On Thursday afternoon, Duke Energy repeated calls for customers to reduce their electricity use on Friday, particularly between 5 a.m. and 10 a.m., to help reduce stress on the electrical grid caused by the high demand for heating.
The company has generation capacity for all its needs, but sudden spikes in demand are problematic and can cause isolated outages, Duke said.
Garbage collection suspended
As if further proof were necessary that the residential streets in Raleigh remain a problem, the city decided to suspend all solid waste collection until Tuesday, in part because of the bad streets and in part because the savage cold had led some trucks to break down.
The unusual extended period of below-freezing temperatures followed a storm that dropped mainly sleet, resulting in a particularly dense coating that’s stubbornly difficult to melt. The thinness of the coating is deceptive. The equivalent of just snow would have been 7 to 10 inches, said Chris Hohmann, chief meteorologist at ABC11.
Instead, it became something for which there probably isn’t a word, except maybe “frustrating.”
“It’s hard to move off the streets; it’s hard to plow; it’s hard to walk on,” Hohmann said. “Basically it’s like cement.”
Raleigh has about 40 trucks equipped with plows and salting gear, and with more than 1,000 miles of streets, about all the city could do Wednesday before things got really cold was try to clear the main thoroughfares and streets in and out of neighborhoods, McGree said.
In Cary, though there were still the inevitable icy spots, the town had been able to scrape all the streets, even small residential ones, said Scott Hecht, the town’s public works director.
Concern about water-line breaks
The other record temperature, the low, signaled big trouble for another group of workers – those who respond to water-line breaks and ice-shattered water meters, Hecht said.
Often those breaks will be on homeowners’ side of the pipeline, so it’s their responsibility to fix. But the town needs to be ready to move quickly to help by shutting down the water supply, Hecht said, and also be in place to deal with water main breaks.
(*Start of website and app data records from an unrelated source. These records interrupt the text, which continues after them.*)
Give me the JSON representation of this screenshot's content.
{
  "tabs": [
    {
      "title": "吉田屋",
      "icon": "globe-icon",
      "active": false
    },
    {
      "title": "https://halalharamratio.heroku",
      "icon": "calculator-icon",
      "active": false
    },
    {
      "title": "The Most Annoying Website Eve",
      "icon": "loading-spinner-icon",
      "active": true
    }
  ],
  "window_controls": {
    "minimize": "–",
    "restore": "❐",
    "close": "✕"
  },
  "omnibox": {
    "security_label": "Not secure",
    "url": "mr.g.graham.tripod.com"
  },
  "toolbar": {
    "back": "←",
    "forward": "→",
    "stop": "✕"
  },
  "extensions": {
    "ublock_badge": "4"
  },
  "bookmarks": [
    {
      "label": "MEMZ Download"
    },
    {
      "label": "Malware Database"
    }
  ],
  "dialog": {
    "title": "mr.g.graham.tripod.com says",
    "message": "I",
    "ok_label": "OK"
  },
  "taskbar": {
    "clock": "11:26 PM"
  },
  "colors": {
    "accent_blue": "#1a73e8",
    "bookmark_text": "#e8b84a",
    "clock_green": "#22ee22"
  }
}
Sometimes a homeowner won’t spot a break for hours, until they find that their water pressure is down. Meanwhile, their yard might flood.
The thaw that will likely reveal many of those ruptures is finally expected to start midday Saturday, Hohmann said. There is at least a slight chance that more wintry mix will start then, but it should turn rapidly to rain.
Temperatures are forecast to stay above freezing for two days and rise to the high 50s Sunday, close to normal for this time of year.
That, Hohmann said, will surely clear away most of the ice.
However, it’s expected to turn unseasonably cold again next week. While Hohmann said he doesn’t have much confidence in them, according to some forecasts it could snow again Tuesday.
And again next Saturday. Staff writer Ron Gallagher contributed.